Dry Needling, Western And Traditional Acupuncture Defined
The following exert is taken from the Australian Society of Acupuncture Physiotherapists guidelines;
Dry Needling involves needling to altered or dysfunctional tissues in order to improve or restore function. This may include needling of myofascial trigger points and periosteum.
Western acupuncture utilises meridian points but applies it to ‘western’ reasoning with particular consideration to relevant neurophysiology and anatomy. Points are stimulated to create local, spinal segmental or supraspinal pain modulating effects.
Traditional Acupuncture utilises meridian or other traditional points based on a Traditional Chinese Medicine approach which includes diagnosis and clinical reasoning using various Chinese medicine assessment methods and treatment paradigms.
Registered health practitioners may choose to practice using any one of the forms of acupuncture or dry needling or may possess the skills to utilise the various forms in combination. Utilisation of any of the above needling techniques is employed within a practitioner’s scope and as part of an overall management approach.
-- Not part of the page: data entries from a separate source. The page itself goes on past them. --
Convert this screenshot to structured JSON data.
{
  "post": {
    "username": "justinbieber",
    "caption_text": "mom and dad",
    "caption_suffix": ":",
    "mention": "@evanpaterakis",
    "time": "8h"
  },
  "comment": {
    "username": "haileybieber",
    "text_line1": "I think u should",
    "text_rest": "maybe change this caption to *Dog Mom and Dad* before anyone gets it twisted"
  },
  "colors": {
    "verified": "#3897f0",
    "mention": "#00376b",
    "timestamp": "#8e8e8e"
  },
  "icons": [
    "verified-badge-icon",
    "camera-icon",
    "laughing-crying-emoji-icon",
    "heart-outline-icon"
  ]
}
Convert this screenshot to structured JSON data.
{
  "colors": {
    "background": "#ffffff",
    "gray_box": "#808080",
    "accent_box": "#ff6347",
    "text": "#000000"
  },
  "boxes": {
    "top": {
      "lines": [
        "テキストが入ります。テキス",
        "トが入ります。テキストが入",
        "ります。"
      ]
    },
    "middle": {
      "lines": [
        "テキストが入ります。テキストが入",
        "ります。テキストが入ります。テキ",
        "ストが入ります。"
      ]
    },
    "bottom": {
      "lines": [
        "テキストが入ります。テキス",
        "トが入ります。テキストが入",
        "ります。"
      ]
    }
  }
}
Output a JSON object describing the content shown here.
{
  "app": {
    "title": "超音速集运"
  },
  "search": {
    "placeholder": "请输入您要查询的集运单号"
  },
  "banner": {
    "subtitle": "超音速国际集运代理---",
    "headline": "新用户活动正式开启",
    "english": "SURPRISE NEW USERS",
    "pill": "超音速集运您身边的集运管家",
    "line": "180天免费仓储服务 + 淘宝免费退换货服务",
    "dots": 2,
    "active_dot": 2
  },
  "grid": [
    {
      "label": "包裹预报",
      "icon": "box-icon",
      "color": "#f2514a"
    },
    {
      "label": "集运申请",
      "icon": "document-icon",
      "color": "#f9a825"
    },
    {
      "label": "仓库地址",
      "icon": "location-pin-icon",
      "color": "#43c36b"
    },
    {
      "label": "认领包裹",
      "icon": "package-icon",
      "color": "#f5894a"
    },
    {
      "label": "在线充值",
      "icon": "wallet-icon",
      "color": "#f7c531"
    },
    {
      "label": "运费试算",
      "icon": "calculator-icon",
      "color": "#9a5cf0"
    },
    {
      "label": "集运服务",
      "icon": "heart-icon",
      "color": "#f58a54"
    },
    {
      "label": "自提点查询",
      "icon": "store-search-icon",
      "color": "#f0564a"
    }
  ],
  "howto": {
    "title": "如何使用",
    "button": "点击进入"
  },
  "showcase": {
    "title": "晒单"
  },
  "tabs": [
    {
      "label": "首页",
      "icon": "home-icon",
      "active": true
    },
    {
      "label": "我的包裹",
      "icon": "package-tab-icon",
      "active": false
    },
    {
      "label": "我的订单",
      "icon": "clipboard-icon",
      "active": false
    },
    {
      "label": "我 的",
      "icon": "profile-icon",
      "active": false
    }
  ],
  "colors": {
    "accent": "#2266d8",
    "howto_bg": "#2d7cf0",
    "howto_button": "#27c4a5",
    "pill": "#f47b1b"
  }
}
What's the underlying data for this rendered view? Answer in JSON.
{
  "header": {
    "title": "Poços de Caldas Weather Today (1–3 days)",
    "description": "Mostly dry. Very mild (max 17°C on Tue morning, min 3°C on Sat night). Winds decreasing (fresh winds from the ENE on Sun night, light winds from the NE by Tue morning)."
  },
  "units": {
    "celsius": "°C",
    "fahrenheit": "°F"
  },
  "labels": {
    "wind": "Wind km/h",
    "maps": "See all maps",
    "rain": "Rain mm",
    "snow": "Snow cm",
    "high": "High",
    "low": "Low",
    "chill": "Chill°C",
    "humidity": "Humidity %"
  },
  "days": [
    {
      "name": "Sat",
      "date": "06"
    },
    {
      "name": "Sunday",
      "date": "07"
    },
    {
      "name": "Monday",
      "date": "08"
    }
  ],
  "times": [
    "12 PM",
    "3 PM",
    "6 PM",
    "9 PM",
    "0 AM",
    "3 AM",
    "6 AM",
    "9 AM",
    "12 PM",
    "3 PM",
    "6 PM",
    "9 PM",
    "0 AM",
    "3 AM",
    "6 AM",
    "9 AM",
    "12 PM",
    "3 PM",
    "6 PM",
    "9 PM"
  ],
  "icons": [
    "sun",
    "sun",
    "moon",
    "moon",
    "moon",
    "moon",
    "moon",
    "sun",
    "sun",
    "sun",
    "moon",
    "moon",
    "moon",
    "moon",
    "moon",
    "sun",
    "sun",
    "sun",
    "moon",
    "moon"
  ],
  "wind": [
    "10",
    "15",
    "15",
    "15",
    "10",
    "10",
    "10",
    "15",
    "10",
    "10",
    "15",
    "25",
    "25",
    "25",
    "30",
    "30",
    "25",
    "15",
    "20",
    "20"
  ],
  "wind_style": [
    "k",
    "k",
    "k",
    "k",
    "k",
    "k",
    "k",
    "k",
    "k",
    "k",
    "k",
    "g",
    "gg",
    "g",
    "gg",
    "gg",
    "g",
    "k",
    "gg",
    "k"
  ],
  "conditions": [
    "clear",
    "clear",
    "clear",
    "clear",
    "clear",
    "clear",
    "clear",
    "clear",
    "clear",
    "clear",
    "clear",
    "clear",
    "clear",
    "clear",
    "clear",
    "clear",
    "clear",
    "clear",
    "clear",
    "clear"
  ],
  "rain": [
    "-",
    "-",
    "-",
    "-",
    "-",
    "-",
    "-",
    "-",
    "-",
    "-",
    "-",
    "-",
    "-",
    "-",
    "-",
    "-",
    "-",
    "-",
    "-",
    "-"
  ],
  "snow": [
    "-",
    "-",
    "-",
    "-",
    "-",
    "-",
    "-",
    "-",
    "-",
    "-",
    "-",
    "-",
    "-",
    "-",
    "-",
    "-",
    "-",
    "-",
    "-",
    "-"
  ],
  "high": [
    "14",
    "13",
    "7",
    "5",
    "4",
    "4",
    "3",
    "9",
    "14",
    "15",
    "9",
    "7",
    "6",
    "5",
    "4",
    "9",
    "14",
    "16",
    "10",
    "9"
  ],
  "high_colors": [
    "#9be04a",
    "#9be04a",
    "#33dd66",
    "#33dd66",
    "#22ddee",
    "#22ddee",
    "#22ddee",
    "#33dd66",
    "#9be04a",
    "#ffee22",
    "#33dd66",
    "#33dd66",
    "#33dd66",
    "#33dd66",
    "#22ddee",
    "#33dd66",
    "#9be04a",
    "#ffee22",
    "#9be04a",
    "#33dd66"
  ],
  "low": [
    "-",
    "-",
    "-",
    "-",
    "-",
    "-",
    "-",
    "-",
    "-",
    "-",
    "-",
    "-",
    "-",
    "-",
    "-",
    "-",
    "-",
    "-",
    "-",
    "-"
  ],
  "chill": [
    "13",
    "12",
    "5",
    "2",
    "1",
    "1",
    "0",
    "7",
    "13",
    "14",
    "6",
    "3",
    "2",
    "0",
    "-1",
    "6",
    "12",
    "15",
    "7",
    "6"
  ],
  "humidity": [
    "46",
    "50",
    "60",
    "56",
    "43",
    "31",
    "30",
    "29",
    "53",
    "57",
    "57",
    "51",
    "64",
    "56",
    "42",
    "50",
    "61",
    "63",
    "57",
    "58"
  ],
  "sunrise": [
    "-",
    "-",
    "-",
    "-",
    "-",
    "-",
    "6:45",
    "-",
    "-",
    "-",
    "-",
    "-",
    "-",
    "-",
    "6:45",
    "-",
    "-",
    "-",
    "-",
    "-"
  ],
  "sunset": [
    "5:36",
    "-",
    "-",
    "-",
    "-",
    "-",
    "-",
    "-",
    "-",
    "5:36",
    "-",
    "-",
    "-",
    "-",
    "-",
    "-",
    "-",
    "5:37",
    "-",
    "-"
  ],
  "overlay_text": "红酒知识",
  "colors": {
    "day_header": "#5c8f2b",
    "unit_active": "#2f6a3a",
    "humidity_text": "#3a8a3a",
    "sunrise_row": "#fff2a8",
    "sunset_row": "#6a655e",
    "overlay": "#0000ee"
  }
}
The suggested minimum training is two days for an Introduction to Dry Needling or Western Acupuncture which forms the minimum training required for coverage under professional indemnity insurance. Following the minimum training requirements it is advised to complete 30 hours of continuing professional development (such as attending meetings, reading journals or attending courses or workshops) on acupuncture or dry needling over a three year period to remain competent in this field of practice.